─── PROVIDED MATERIAL

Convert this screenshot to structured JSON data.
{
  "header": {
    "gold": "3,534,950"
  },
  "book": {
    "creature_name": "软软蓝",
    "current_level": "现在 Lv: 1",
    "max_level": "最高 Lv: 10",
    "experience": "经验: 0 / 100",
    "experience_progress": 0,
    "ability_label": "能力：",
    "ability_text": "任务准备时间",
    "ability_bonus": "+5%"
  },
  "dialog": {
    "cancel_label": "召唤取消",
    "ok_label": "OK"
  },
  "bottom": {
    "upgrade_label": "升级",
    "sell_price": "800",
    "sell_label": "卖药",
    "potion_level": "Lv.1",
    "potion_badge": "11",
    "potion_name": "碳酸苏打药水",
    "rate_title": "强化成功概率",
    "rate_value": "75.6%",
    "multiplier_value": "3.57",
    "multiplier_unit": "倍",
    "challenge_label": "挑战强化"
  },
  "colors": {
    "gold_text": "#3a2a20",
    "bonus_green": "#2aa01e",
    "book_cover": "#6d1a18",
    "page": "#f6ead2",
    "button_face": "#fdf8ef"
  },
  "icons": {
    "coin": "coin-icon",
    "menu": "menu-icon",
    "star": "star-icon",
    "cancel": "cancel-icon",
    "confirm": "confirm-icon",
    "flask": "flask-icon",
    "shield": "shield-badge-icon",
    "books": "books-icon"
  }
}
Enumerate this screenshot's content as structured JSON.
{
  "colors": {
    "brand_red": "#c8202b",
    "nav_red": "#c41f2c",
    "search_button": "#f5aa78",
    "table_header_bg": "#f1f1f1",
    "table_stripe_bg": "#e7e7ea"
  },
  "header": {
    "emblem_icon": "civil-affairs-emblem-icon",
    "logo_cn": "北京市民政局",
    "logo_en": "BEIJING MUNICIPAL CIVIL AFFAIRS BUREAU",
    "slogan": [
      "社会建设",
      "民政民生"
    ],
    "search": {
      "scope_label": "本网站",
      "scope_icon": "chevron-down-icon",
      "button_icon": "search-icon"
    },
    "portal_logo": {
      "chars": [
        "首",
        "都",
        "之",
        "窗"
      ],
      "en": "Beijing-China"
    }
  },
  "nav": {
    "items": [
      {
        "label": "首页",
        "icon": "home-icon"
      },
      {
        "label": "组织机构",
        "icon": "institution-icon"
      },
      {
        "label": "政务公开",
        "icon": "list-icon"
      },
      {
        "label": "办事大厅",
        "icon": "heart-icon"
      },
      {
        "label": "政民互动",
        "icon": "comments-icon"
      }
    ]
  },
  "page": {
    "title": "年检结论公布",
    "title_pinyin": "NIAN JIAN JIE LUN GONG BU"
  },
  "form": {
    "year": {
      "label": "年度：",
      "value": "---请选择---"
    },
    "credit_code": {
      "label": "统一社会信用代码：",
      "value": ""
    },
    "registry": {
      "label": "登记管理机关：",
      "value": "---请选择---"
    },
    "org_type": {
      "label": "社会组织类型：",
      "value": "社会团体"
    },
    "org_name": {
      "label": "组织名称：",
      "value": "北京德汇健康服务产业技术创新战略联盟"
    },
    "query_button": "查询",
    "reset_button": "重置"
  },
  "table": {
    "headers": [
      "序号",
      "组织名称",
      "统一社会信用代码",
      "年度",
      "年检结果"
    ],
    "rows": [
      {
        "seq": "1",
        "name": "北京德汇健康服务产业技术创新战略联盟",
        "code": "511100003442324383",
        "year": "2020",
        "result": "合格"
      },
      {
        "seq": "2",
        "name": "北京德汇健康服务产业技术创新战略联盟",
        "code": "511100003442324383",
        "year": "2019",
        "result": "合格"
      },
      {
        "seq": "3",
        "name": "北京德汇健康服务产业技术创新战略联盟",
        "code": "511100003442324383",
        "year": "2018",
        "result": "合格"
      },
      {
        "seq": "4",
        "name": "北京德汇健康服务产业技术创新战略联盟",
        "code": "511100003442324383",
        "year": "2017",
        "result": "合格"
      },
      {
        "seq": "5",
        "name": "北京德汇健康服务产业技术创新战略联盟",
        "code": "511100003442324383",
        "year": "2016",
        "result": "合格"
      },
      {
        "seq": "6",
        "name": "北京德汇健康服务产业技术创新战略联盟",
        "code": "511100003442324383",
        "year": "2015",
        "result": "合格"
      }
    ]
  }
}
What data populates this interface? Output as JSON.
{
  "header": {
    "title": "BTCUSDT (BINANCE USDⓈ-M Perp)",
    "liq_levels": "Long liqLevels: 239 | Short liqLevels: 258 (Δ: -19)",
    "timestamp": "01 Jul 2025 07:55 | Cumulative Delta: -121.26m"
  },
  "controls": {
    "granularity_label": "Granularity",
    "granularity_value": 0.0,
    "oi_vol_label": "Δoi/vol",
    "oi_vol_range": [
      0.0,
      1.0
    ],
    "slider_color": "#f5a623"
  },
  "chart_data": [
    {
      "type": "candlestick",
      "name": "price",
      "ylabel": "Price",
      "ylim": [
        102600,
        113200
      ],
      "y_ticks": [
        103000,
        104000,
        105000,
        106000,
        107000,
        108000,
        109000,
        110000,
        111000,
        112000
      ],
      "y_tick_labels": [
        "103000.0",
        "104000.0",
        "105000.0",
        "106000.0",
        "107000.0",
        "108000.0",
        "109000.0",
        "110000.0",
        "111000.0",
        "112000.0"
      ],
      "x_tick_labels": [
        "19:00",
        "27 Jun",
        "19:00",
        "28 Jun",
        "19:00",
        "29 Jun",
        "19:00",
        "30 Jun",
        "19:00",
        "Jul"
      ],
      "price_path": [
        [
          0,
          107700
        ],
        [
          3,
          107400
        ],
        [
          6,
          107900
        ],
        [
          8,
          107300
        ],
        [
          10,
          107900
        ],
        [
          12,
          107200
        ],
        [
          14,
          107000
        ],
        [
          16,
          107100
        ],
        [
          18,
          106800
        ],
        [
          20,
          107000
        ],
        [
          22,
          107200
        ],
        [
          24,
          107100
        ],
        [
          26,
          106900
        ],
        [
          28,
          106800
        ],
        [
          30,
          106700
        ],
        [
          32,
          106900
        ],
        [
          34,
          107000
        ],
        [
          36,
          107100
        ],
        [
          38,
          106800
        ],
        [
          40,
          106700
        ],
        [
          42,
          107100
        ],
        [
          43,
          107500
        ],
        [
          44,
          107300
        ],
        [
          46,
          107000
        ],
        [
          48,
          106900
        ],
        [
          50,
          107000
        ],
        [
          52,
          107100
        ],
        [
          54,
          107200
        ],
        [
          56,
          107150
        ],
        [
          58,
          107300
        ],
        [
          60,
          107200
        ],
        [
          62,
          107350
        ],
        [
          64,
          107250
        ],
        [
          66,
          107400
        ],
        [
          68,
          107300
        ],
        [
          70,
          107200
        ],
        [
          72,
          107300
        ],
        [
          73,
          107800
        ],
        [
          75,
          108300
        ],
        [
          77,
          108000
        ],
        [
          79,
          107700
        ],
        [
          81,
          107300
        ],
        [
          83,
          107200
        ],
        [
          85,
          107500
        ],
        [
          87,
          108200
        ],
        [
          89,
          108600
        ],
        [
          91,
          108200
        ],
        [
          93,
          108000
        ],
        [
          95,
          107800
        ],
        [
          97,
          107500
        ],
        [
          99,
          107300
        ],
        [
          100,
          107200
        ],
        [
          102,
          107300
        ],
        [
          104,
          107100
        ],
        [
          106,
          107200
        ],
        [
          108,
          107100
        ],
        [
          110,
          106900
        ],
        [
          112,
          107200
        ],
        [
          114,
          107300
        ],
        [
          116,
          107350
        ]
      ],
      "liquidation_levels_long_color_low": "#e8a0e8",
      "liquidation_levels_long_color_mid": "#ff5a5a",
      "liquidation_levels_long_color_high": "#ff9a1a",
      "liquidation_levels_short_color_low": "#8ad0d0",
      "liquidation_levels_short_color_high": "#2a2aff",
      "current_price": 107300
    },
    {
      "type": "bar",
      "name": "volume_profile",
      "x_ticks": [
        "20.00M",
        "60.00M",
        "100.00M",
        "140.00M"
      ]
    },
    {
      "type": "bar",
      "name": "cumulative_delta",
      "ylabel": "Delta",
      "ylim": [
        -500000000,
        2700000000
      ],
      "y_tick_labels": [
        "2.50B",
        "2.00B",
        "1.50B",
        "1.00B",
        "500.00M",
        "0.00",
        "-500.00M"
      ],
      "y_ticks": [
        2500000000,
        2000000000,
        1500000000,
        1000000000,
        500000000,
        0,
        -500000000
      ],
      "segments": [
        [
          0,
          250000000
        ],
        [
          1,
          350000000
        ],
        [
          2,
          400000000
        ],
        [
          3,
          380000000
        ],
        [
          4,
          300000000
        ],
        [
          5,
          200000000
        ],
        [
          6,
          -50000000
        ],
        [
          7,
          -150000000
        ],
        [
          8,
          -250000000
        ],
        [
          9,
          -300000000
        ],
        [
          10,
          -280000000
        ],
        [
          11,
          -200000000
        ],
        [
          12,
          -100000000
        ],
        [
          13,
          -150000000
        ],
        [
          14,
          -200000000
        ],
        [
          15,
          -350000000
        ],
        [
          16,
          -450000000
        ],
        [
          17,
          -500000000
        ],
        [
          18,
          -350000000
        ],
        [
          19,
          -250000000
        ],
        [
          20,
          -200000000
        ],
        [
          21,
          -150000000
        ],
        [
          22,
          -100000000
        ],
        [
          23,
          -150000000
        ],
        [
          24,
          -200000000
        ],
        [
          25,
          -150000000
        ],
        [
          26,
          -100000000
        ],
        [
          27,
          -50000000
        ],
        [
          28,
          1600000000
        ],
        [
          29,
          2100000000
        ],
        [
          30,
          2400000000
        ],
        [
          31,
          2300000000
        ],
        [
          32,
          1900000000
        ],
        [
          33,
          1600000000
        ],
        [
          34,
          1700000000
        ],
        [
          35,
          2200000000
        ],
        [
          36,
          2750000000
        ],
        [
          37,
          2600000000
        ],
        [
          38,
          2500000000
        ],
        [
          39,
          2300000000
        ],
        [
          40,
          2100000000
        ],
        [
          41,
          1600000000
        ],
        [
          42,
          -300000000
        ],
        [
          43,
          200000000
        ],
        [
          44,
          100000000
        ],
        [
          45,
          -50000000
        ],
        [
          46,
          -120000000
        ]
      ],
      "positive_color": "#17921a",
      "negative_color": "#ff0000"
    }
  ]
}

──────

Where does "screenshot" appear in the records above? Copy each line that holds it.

## [ANSWER TO THE PROBLEM]
Convert this screenshot to structured JSON data.
Enumerate this screenshot's content as structured JSON.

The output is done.